Do Lump-sum Distributions Incur Taxes?
Most taxable distributions from employer retirement plans that are paid directly to you in a lump sum are subject to the mandatory income tax withholding of 20% even if you are intend to roll the taxable amount over or within 60 days.
What is an Explanation of a Lump Sum Withdrawal?
A lump-sum distribution is a payment that is due but is made all at once rather than in the regular installments. Retirement plans, commissions, unexpected income, and some fixed-income assets all are the sources of your lump-sum payouts.
Do I Have to Submit Form 4972?
You may have additional alternatives to lower your tax burden if you were over 59-1/2, when you received a lump amount from a qualified employee retirement plan. You must fill out IRS Form 4972, Tax on Lump-Sum Distributions and attach it to your tax return in order to utilize any of these unique treatment options.
Is a Lump-sum Retirement Payment Taxable?

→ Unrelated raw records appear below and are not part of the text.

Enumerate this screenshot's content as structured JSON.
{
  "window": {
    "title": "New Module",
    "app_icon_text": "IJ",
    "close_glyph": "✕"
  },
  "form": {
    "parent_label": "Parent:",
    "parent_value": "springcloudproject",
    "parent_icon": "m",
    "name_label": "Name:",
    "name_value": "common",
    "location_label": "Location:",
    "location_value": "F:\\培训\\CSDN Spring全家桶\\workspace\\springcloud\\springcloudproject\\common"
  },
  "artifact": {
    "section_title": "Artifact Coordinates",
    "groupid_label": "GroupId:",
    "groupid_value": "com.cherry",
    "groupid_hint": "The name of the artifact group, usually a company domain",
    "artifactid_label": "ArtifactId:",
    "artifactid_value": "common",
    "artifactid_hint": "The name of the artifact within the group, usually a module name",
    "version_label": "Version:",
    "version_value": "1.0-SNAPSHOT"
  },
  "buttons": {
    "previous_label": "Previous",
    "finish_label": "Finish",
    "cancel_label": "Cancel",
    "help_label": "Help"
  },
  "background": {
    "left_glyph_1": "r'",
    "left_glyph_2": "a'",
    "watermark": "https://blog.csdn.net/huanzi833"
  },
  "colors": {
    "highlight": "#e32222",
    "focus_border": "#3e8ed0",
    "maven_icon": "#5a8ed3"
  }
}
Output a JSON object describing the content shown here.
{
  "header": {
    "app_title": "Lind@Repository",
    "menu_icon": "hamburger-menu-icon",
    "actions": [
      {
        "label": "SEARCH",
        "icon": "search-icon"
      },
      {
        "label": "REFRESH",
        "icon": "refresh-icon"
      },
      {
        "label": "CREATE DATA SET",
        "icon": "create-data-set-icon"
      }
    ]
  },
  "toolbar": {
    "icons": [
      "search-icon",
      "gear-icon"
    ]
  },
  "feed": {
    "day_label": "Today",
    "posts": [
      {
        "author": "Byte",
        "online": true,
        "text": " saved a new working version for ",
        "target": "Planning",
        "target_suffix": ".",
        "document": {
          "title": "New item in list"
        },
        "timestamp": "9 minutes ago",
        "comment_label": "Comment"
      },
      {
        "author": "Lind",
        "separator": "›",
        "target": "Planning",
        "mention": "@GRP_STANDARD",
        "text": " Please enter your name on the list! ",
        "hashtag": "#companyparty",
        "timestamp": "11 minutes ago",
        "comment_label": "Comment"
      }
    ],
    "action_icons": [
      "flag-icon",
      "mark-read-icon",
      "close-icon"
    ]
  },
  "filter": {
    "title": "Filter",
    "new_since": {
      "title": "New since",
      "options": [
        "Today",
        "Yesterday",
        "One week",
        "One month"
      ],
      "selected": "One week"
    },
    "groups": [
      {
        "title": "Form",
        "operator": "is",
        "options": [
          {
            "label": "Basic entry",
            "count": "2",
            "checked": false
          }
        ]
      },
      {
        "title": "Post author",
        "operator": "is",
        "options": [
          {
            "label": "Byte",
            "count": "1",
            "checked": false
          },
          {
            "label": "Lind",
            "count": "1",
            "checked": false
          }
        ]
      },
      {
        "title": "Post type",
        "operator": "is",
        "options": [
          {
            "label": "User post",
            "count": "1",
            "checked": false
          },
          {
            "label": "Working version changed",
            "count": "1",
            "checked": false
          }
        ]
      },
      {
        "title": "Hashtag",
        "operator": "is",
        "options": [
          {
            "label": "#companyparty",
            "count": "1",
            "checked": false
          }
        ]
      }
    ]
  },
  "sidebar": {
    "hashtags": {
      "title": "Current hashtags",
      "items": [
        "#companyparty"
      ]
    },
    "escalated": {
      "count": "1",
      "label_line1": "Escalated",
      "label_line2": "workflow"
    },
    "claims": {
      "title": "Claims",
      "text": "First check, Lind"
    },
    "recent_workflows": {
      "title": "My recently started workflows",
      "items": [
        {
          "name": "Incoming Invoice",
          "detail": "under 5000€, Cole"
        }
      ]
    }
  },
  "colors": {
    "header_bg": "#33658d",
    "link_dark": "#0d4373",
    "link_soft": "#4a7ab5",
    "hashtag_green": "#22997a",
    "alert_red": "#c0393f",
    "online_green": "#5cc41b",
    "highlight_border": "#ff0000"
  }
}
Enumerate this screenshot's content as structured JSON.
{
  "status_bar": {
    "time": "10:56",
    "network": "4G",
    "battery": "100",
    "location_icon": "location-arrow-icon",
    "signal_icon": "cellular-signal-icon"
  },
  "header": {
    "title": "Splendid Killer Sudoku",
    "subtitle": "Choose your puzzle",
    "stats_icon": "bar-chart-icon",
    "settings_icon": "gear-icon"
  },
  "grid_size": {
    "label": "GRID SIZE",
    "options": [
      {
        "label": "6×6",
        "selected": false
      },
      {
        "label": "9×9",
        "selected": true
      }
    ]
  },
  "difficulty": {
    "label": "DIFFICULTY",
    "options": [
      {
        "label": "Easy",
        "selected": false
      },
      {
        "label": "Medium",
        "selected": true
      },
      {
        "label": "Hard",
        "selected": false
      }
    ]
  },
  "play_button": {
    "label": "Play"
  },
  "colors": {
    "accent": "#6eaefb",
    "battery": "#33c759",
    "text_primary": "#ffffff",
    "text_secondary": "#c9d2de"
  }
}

Three-quarters that is 75% of each lump-sum amount taken is considered taxable income under the criteria for collecting your pension as a number of lump sums. Your remaining income is increased by this. You can be forced into a higher tax bracket depending on the amount of your overall taxable income for the tax year.